::: DATA UNDER STUDY

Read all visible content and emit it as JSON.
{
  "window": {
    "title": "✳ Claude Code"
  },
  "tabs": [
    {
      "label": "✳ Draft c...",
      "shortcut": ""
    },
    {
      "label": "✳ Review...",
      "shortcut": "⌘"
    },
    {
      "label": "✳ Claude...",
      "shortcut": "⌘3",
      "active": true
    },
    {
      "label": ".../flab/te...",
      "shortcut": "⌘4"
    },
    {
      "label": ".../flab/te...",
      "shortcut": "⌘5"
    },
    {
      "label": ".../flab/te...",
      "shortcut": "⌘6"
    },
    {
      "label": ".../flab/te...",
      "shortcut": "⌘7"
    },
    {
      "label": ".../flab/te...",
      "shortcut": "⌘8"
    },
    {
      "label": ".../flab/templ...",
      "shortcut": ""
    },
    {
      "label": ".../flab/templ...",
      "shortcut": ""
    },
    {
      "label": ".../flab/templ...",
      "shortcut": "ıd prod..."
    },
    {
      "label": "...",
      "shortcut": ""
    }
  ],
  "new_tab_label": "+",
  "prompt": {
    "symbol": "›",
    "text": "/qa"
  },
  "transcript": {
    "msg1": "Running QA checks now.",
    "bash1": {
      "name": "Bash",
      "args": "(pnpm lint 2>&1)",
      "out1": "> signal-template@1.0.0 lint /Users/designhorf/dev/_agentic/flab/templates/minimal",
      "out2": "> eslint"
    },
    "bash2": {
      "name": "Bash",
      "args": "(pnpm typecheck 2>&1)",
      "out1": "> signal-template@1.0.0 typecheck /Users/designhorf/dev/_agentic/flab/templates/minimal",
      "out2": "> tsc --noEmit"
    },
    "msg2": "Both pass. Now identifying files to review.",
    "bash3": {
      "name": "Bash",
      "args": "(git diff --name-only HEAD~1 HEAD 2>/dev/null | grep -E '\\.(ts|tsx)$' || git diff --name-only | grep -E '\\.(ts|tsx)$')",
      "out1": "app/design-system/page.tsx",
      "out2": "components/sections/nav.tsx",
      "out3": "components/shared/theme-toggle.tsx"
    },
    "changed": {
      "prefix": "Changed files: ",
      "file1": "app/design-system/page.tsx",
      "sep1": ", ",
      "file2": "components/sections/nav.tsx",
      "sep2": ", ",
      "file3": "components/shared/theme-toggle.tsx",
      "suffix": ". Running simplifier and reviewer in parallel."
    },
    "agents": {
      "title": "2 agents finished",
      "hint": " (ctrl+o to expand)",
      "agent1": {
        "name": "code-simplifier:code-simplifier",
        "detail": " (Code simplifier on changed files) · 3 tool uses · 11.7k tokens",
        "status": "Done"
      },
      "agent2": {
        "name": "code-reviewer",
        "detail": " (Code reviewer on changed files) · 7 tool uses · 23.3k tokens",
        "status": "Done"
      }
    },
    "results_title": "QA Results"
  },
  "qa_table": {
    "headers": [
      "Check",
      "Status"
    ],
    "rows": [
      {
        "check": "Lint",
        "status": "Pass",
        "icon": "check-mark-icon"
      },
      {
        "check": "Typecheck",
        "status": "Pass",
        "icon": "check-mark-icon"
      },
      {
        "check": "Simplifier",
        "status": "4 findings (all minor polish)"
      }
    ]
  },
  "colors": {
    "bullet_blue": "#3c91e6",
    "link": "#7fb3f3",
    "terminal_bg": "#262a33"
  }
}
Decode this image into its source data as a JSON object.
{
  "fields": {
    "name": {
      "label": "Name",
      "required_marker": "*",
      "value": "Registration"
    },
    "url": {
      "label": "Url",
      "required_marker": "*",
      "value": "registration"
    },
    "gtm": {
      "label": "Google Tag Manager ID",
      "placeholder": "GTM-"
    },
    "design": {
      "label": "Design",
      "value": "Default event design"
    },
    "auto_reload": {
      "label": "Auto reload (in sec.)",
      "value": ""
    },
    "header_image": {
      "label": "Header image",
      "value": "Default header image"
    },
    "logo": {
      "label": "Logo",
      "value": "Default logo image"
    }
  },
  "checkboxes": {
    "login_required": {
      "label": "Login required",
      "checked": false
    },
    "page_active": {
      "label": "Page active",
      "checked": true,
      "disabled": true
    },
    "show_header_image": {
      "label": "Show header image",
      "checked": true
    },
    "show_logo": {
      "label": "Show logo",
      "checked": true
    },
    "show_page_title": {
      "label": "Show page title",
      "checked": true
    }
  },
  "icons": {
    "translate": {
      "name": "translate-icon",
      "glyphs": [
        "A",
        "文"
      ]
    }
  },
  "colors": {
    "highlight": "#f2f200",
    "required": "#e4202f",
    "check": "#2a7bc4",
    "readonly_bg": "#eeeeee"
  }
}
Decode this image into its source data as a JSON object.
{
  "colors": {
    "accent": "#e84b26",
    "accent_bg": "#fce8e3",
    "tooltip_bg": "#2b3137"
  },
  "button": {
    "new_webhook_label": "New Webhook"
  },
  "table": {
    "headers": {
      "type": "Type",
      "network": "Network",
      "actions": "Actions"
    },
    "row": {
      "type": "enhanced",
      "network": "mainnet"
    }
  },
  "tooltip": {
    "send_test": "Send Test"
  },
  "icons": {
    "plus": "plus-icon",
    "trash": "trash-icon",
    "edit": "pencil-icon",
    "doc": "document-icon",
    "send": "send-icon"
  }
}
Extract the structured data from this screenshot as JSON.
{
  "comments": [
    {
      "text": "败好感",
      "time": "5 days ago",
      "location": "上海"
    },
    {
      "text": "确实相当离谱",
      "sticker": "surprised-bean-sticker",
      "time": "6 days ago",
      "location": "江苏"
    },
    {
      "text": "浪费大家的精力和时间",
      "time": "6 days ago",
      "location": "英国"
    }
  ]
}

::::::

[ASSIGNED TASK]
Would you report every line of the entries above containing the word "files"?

[RESPONSE]
    "msg2": "Both pass. Now identifying files to review.",
      "prefix": "Changed files: ",
        "detail": " (Code simplifier on changed files) · 3 tool uses · 11.7k tokens",
        "detail": " (Code reviewer on changed files) · 7 tool uses · 23.3k tokens",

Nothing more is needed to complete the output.